======== WORKING DATA
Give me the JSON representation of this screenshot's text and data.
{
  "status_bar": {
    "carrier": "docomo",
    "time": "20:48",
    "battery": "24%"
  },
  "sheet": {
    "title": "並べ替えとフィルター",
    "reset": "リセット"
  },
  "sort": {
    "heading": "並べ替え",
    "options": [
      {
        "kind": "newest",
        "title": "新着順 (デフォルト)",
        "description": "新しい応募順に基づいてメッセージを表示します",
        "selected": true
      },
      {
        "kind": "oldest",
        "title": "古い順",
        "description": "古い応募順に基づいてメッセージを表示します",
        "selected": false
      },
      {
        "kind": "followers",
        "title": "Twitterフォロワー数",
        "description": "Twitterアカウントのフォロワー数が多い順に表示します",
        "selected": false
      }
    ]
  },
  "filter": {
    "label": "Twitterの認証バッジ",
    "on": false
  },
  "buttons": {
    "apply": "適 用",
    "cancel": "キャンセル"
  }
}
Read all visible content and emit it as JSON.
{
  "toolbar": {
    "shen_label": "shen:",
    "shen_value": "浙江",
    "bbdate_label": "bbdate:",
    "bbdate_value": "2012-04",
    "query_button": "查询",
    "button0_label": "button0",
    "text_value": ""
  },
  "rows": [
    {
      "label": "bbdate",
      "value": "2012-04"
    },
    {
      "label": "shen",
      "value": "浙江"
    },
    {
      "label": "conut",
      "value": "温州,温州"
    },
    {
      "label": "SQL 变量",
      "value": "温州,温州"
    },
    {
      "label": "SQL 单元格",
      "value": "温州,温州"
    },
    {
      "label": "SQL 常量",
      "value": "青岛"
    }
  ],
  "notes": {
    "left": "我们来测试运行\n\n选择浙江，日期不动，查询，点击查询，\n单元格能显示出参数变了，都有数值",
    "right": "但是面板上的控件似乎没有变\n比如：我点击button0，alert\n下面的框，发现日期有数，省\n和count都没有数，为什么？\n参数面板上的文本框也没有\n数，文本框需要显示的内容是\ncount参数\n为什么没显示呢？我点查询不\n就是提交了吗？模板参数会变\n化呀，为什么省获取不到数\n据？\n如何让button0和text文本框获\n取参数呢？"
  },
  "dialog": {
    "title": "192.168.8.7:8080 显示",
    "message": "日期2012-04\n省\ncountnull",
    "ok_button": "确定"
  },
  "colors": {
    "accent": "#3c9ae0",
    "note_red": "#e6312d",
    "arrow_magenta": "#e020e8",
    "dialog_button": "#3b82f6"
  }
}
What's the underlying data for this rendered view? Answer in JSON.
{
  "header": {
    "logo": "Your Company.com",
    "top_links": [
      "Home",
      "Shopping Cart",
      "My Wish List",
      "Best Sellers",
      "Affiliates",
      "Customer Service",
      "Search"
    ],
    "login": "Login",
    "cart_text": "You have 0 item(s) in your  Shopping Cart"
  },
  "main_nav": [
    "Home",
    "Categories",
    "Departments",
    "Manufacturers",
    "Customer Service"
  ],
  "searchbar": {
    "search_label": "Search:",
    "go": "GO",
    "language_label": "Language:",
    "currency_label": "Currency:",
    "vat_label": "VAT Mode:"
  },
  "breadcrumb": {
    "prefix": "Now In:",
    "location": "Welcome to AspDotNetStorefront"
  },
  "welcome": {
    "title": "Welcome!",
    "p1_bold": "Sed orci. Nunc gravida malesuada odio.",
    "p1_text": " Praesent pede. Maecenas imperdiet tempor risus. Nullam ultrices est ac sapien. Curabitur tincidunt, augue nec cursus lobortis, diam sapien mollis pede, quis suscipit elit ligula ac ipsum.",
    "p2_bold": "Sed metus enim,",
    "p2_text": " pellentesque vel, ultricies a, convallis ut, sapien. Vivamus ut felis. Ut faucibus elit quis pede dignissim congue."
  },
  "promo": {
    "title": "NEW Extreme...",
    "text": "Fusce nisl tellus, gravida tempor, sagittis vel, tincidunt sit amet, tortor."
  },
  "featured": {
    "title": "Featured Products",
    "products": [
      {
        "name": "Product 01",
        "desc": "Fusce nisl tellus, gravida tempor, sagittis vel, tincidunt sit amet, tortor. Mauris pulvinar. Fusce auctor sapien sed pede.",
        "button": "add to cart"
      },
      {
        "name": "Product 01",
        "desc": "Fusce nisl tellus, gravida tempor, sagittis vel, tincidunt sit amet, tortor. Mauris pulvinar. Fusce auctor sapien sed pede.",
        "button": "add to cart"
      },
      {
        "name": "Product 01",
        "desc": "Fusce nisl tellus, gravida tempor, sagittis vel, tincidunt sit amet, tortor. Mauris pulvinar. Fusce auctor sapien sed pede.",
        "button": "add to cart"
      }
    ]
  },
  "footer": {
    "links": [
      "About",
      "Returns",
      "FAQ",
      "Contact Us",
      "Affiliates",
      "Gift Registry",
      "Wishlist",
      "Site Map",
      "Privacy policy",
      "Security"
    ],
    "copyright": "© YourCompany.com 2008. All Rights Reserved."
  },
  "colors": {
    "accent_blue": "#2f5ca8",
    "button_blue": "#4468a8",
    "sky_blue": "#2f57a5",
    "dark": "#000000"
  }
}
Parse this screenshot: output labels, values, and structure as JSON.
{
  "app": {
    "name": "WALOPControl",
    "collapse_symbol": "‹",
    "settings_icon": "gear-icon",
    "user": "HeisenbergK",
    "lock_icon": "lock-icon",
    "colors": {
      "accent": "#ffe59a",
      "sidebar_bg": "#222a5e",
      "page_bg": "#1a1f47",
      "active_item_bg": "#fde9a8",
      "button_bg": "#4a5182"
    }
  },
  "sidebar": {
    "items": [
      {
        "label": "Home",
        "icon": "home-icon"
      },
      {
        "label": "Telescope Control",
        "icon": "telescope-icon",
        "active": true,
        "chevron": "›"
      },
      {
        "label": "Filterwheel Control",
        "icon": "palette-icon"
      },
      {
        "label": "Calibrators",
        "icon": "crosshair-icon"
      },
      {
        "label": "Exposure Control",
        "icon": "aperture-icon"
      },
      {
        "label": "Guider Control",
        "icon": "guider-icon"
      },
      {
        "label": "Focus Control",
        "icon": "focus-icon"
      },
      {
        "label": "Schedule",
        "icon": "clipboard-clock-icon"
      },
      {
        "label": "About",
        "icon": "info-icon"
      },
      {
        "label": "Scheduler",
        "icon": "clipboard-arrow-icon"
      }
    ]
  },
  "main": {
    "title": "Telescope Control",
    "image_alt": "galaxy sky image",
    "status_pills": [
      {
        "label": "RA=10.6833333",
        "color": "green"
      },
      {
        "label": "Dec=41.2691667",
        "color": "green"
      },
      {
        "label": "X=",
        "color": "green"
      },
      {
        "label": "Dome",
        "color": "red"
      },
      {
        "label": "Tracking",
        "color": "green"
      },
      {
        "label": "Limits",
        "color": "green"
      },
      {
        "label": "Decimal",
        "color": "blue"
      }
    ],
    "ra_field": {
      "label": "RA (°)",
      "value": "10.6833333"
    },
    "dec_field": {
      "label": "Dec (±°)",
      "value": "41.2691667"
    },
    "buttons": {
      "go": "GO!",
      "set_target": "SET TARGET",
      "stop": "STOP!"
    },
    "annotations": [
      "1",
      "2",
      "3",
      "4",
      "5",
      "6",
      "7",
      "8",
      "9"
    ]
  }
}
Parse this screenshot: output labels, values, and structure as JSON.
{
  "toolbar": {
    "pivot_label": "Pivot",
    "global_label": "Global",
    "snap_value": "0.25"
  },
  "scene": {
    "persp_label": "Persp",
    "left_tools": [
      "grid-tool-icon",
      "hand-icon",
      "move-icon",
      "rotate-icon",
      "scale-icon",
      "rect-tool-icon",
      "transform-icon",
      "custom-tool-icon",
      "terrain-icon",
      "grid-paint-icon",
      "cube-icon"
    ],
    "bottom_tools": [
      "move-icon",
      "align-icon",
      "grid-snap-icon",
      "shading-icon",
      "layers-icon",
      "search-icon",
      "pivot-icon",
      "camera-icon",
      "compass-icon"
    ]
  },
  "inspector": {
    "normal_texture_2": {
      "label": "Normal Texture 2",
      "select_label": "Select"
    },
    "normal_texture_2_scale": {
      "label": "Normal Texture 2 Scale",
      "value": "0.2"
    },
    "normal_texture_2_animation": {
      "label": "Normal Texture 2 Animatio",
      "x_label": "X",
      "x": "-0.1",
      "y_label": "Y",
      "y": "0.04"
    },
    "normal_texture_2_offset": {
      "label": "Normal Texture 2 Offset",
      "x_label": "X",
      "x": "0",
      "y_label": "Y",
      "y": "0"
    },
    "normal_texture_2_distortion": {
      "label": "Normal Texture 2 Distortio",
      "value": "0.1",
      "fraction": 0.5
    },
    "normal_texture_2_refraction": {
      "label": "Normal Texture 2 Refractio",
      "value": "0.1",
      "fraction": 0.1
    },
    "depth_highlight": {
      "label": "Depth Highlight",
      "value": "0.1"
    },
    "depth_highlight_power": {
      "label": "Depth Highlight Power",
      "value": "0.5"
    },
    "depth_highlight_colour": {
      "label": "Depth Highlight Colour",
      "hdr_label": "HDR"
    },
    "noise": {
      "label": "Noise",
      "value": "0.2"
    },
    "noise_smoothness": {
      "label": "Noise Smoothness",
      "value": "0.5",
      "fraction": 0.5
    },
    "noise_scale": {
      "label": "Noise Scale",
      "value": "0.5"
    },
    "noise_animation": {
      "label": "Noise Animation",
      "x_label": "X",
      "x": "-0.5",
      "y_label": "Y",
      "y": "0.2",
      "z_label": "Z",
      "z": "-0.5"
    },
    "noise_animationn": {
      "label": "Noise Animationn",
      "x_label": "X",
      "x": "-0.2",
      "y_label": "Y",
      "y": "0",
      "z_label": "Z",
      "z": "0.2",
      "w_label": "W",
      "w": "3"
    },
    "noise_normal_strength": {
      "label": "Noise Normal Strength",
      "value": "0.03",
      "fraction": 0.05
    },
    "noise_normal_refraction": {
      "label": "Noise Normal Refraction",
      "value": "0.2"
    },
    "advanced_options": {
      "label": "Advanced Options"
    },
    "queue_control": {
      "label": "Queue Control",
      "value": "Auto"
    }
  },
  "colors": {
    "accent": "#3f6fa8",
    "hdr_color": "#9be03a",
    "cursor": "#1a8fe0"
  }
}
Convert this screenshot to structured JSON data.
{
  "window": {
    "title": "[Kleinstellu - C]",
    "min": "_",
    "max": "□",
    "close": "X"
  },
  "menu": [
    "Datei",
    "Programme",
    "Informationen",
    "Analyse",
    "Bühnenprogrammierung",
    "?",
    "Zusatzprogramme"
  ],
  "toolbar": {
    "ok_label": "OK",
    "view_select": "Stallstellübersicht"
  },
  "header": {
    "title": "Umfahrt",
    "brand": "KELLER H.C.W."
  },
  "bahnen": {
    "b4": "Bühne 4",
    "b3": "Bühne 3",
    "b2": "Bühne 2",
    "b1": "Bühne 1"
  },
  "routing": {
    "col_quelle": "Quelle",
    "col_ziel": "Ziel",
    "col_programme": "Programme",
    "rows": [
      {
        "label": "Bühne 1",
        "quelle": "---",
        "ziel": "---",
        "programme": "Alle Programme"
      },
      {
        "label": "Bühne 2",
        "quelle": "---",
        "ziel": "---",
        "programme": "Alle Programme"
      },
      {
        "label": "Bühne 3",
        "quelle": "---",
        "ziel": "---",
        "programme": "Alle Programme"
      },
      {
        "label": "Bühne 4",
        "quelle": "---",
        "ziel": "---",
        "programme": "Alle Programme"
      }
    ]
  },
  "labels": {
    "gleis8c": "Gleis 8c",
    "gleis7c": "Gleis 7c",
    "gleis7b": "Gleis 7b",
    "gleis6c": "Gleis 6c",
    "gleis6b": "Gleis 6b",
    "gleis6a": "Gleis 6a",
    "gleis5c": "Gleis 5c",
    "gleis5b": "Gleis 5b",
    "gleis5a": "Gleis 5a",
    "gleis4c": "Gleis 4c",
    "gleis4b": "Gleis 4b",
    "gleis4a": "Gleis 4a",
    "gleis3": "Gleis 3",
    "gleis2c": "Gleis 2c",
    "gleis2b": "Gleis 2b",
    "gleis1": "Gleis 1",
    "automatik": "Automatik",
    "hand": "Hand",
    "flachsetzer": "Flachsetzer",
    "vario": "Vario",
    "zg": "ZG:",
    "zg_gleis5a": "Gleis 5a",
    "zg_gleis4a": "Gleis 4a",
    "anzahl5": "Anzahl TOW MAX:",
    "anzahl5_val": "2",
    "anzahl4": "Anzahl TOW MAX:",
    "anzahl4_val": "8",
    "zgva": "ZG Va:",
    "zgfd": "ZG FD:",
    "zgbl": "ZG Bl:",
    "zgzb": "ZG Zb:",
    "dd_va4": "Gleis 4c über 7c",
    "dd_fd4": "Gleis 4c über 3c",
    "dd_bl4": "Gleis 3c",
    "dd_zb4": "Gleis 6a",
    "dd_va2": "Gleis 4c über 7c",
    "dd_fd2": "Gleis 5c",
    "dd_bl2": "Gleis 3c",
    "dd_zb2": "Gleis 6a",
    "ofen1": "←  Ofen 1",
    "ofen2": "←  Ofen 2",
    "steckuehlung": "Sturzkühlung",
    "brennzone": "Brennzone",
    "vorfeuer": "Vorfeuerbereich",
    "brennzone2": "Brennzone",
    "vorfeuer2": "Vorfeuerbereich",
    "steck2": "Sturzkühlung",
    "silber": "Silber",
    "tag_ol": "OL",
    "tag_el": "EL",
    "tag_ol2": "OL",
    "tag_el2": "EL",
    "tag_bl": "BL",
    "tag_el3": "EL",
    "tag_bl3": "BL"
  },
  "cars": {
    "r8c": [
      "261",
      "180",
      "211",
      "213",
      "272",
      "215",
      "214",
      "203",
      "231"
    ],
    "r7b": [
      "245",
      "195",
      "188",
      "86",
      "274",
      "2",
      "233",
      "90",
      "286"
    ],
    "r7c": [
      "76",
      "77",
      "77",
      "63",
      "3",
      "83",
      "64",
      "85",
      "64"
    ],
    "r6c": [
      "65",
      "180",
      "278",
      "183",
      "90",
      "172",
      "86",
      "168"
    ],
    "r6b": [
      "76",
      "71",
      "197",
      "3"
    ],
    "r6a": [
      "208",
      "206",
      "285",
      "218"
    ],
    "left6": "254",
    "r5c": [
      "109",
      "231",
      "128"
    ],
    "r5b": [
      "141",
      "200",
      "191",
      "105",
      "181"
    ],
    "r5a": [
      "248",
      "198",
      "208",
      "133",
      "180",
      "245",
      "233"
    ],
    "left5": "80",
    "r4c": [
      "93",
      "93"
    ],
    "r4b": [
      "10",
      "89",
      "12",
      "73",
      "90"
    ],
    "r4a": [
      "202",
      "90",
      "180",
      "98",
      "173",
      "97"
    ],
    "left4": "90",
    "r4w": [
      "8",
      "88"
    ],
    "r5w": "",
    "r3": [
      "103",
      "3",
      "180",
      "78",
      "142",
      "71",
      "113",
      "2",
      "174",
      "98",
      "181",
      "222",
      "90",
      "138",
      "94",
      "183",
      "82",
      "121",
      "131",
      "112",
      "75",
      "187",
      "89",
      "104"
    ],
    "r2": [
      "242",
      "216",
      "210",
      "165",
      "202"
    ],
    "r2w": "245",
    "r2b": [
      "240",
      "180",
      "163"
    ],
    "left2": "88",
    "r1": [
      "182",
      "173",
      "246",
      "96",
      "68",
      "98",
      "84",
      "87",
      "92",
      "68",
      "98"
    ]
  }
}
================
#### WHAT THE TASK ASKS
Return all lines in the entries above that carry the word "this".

#### TASK ANSWER
Give me the JSON representation of this screenshot's text and data.
What's the underlying data for this rendered view? Answer in JSON.
Parse this screenshot: output labels, values, and structure as JSON.
Parse this screenshot: output labels, values, and structure as JSON.
Convert this screenshot to structured JSON data.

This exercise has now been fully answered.